Australia's entire east coast faces an "above normal" bushfire risk this summer, with Canberrans warned to start preparing for the season now.
The Bushfire and Natural Hazards Cooperative Research Centre, which draws assets from government and non-government agencies across Australia and New Zealand, released its seasonal outlook on Wednesday.
ACT Rural Fire Service chief officer Joe Murphy, who was at a joint conference with other national fire chiefs, said Canberrans needed to start preparing for the bushfire season now.
"We've got a complacent community out there," Mr Murphy said.
"They need to plan now, prepare now and if the day comes, if the big fire comes, they need to be prepared to act."
Two years of below average rainfall, persistent drought and dry lowland forests have created an "above normal" bushfire risk in the capital.
"This indicates that fuel flammability in the lowland forests could remain high, creating risks early in the fire season," the centre's report said.

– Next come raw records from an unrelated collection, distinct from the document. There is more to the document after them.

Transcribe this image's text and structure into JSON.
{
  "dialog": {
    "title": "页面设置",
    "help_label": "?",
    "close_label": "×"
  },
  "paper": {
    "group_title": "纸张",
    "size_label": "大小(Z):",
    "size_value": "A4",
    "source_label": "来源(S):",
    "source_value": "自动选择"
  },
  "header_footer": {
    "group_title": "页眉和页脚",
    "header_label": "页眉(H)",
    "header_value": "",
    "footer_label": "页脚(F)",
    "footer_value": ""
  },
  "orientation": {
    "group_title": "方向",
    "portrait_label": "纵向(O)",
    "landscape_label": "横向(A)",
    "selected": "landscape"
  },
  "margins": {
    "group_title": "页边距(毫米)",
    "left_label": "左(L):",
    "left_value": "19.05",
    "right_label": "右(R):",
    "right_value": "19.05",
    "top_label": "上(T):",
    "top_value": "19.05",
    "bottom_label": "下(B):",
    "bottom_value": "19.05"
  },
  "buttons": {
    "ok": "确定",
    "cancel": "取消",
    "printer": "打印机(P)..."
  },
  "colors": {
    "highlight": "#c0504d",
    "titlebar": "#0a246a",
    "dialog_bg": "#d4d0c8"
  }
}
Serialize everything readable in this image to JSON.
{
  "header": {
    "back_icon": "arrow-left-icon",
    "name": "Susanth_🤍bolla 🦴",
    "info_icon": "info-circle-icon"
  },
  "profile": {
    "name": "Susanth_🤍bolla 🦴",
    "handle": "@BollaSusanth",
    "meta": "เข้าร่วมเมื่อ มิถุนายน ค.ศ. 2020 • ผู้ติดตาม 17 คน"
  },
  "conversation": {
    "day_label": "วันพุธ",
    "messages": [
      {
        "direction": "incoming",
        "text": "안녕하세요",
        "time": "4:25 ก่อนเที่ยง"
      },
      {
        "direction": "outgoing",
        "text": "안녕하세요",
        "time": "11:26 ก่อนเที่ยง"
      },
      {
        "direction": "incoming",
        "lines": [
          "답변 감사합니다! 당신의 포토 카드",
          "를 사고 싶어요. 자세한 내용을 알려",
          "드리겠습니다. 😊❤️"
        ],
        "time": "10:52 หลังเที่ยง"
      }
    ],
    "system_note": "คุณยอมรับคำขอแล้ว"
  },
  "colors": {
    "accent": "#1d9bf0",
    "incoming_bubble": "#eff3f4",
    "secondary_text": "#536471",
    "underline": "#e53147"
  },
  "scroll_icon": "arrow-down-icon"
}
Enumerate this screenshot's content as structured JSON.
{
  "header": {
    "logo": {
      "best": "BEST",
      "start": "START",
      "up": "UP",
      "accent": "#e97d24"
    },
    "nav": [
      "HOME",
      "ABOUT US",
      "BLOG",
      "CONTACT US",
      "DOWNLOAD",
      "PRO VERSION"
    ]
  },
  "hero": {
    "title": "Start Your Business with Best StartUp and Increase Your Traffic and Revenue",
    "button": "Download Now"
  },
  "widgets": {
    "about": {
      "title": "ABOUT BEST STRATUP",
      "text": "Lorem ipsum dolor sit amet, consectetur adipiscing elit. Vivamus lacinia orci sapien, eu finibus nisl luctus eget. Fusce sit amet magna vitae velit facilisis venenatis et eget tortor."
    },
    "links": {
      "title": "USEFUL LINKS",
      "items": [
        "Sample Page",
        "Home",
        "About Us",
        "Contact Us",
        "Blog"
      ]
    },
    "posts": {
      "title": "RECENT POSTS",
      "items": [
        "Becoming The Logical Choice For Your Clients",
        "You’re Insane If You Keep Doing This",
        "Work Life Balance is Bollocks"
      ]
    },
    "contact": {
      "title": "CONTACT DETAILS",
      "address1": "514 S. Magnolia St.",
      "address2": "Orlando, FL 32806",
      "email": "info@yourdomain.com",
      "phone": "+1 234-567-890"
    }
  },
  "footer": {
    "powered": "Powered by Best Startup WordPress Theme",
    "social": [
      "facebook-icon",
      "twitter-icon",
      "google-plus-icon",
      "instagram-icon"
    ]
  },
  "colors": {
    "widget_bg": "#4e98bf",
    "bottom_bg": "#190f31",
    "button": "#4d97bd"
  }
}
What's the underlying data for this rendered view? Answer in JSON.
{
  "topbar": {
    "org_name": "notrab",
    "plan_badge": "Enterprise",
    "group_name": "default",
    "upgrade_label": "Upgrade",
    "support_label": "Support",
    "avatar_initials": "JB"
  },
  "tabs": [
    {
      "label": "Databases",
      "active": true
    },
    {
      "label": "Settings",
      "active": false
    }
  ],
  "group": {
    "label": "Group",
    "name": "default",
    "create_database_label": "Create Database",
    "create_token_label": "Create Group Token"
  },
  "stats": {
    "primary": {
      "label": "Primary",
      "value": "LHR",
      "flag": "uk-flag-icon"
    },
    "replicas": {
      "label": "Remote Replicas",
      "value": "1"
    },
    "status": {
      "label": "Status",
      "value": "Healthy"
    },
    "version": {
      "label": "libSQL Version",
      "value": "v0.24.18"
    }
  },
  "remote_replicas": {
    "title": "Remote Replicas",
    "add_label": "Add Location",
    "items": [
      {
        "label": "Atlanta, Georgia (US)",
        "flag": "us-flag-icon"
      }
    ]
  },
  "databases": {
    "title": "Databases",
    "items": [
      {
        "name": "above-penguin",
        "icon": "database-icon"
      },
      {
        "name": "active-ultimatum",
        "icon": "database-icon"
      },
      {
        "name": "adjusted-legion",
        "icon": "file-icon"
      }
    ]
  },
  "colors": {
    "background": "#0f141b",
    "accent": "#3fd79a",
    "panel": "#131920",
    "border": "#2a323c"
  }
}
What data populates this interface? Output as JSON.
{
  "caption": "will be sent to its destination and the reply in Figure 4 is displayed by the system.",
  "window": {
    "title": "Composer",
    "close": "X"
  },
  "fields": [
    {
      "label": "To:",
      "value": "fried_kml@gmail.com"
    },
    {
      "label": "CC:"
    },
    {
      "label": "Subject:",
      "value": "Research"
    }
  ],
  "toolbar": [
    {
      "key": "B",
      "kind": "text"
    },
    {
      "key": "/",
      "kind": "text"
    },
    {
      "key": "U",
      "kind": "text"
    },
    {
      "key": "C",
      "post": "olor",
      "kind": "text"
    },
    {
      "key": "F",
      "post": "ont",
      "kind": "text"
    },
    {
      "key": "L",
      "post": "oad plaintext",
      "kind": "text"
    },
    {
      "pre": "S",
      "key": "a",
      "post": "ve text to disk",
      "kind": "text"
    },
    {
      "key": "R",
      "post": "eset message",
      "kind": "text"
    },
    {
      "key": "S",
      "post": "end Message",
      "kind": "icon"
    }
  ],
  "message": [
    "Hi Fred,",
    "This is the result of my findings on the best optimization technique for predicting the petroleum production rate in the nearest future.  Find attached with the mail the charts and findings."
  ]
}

Mr Murphy said "above normal" didn't just mean more likely, it meant fires would be even more severe if they started.
"They'll be bigger, harder, longer running and more difficult to control," Mr Murphy said.
He said conditions similar to those before the deadly 2003 Canberra bushfire had again been replicated this season.
"We've got a very dry landscape," Mr Murphy said.
While the highland forests were still damp, Mr Murphy said they would dry out over summer.
He said Canberrans needed to go to the emergency services website, esa.act.gov.au, to prepare their bushfire survival plan.
It has been the fifth-driest start to the year on record, and the driest since 1970.Bushfire and Natural Hazards Cooperative Research Centre
Nationally, the report said the 2019-20 summer had the potential to be an "active" bushfire season across the country.
Parts of Tasmania's east coast, inland Queensland, coastal South Australia and parts of northern and southern Western Australia also faced above normal risks.
"It has been the fifth-driest start to the year on record, and the driest since 1970," the report said.
Between January 1 this year and July 31, south-east Australia, including the ACT, experienced the hottest maximum temperatures decile ranges on record.
In the capital, the biggest risks were lightning strikes starting fires in the bushland, Mr Murphy said.
He said last year, helicopters had sighted two isolated blazes started by strikes allowing firefighters to contain them before they got out of hand.
New regulatory powers introduced in response to last year's Pierces Creek fire would allow faster removal of abandoned cars from bushland in Canberra, Mr Murphy said.
The blaze was started after a stolen car was abandoned and set alight inside the pine forests near the Cotter.